RANDALL L. DUNN, Bankruptcy Judge.
The chapter 7
The relevant facts are few and undisputed. The Debtors filed their chapter 7 petition on May 2, 2014. In the schedules filed contemporaneously with their petition, the Debtors listed and clearly identified the Deposit on their Schedule B and claimed an exemption in the Deposit in their Schedule C under § 522(d)(5).
In the meantime, on July 7, 2014, the Trustee filed the Objection, arguing that under § 522(g), the Debtors could not exempt the Deposit voluntarily transferred to Washington County prepetition. Section 522(g)(1) provides in relevant part that:
In light of the Debtors' disclosure of the Deposit from day one in their schedules, concealment is not an issue. Accordingly, the focus is on whether the Debtors' prepetition transfer of the Deposit to the
In their Response to the Objection filed on July 28, 2014, the Debtors argued that a debtor's exemption claims should be interpreted liberally and argued that, "Deposit of a bail bond with a court or jail is not a transfer to a creditor. Bail is simply an amount of money deposited or pledged to a court to persuade the court to release a defendant from custody and to secure the defendant's appearance at all required hearings and trial." See Docket No. 15, at 2. The Debtors analogized the Deposit to an exempt security deposit held by a landlord, citing Sticka v. Casserino (In re Casserino), 379 F.3d 1069 (9th Cir.2004).
The Trustee filed a Reply on September 16, 2014, noting that there was no dispute that the Debtors had transferred the Deposit to Washington County and argued that by voluntarily transferring the otherwise exempt Deposit, the Debtors effectively waived their exemption claim.

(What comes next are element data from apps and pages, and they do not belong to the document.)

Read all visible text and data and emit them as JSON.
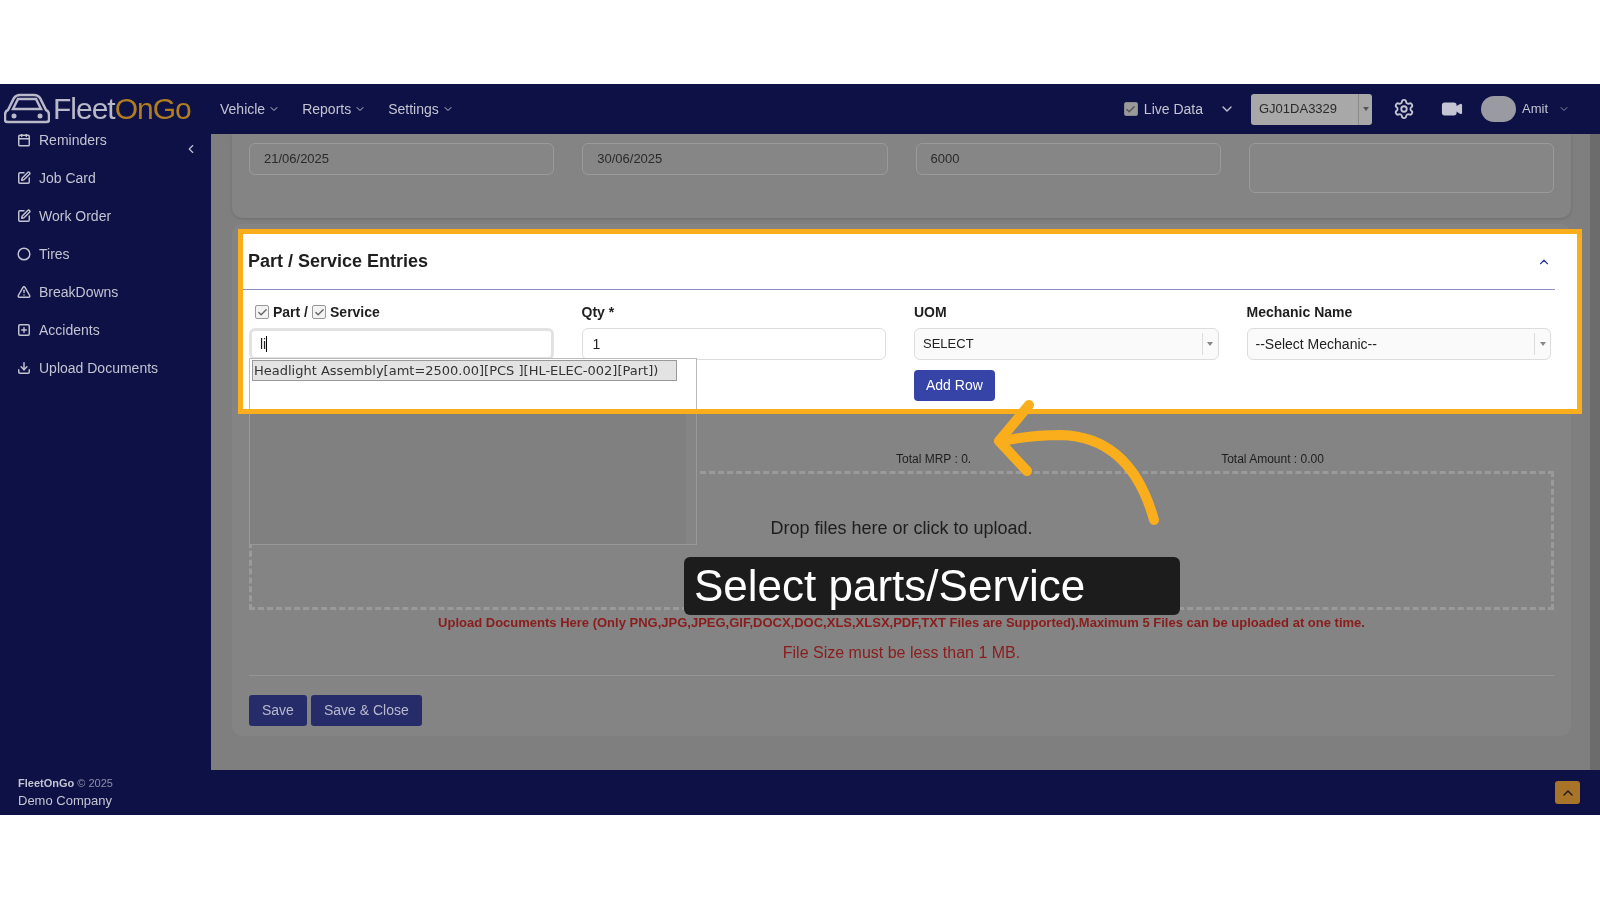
{
  "navbar": {
    "logo": {
      "first": "Fleet",
      "second": "OnGo"
    },
    "menus": [
      "Vehicle",
      "Reports",
      "Settings"
    ],
    "live_data": {
      "label": "Live Data",
      "checked": true
    },
    "vehicle": "GJ01DA3329",
    "user": "Amit"
  },
  "sidebar": {
    "items": [
      {
        "label": "Reminders",
        "kind": "calendar"
      },
      {
        "label": "Job Card",
        "kind": "edit"
      },
      {
        "label": "Work Order",
        "kind": "edit"
      },
      {
        "label": "Tires",
        "kind": "circle"
      },
      {
        "label": "BreakDowns",
        "kind": "warning"
      },
      {
        "label": "Accidents",
        "kind": "plus"
      },
      {
        "label": "Upload Documents",
        "kind": "download"
      }
    ]
  },
  "top_fields": {
    "values": [
      "21/06/2025",
      "30/06/2025",
      "6000"
    ]
  },
  "section": {
    "title": "Part / Service Entries",
    "part": {
      "label": "Part /",
      "checked": true
    },
    "service": {
      "label": "Service",
      "checked": true
    },
    "search_value": "li",
    "qty_label": "Qty *",
    "qty": "1",
    "uom_label": "UOM",
    "uom": "SELECT",
    "mechanic_label": "Mechanic Name",
    "mechanic": "--Select Mechanic--",
    "add_row": "Add Row",
    "suggestions": [
      {
        "text": "Headlight Assembly[amt=2500.00][PCS ][HL-ELEC-002][Part])",
        "selected": true
      }
    ]
  },
  "totals": {
    "mrp": "Total MRP : 0.",
    "amount": "Total Amount : 0.00"
  },
  "upload": {
    "dropzone": "Drop files here or click to upload.",
    "note": "Upload Documents Here (Only PNG,JPG,JPEG,GIF,DOCX,DOC,XLS,XLSX,PDF,TXT Files are Supported).Maximum 5 Files can be uploaded at one time.",
    "size_note": "File Size must be less than 1 MB."
  },
  "buttons": [
    "Save",
    "Save & Close"
  ],
  "footer": {
    "brand": "FleetOnGo",
    "year": "© 2025",
    "company": "Demo Company"
  },
  "caption": "Select parts/Service"
}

See Fox v. Smoker (In re Noblit), 72 F.3d 757, 758 (9th Cir.1995). The Trustee further argued that he could recover the Deposit for the benefit of the bankruptcy estate under § 542, even though, as yet, he had not done so. Finally, the Trustee argued that the Ninth Circuit's decision in In re Casserino was both "factually inapposite" and not relevant to the legal issues addressed in the Objection. See Docket No. 20, at 1-2.
The parties filed the Stipulated Facts on September 26, 2014. See Docket No. 24.
At the Hearing, counsel for the Debtors confirmed, without dispute from the Trustee, that the Debtors paying the Deposit by certified funds to the Washington County Sheriff's office on or about June 13, 2013, was the only way that Mr. Yarber could avoid being incarcerated on a criminal claim, that subsequently was dropped.
I have jurisdiction to resolve the issues raised by the Objection under 28 U.S.C. §§ 1334, 157(b)(1) and 157(b)(2)(B).
The Debtors do not contest that the Trustee would have the authority to recover the transfer of the Deposit under § 542, and it is undisputed that the Debtors did not conceal either the Deposit or its transfer. Therefore, the only issue for the court to decide is whether the Debtors' transfer of the Deposit to the Washington County Sheriff's office prepetition was "voluntary" for purposes of § 522(g)(1)(A).
I cannot find that transferring the Deposit to the sheriff's office specifically to keep Mr. Yarber from being incarcerated constituted a voluntary transfer. There was nothing about the transfer of the Deposit that was voluntary other than the fact that the Debtors made it. I therefore conclude that it was not voluntary.
The term "voluntary" with respect to transfers is not defined in the Bankruptcy Code; so, its interpretation varies depending on the facts presented. "For example, in most instances, the granting of a mortgage or security interest in the debtor's property is voluntary.... At the other end of the extreme, a payment to a creditor to obtain the release of a wage garnishment is an involuntary transfer." 4 Collier on Bankruptcy ¶ 522.12[b], at 522-114 (Alan N. Resnick & Henry J. Sommer eds., 16th ed. 2014). See, e.g., Via v. Colonial American Nat'l Bank (In re Via), 107 B.R. 91, 94-95 (Bankr.W.D.Va. 1989) (transfer involuntary where debtor responded to a garnishment notice by obtaining a loan to pay the creditor in order to avoid garnishment). Comparing the threat of garnishment to the threat of incarceration, if anything, the essential involuntariness
My ultimate conclusion is that the Debtors' prepetition transfer of the Deposit to the Washington County Sheriff's office in lieu of a bail bond to keep Mr. Yarber out of jail was not a voluntary transfer for purposes of § 522(g)(1)(A), and I overrule the Objection. The court will prepare the order overruling the Objection for the reasons stated in this Memorandum Opinion.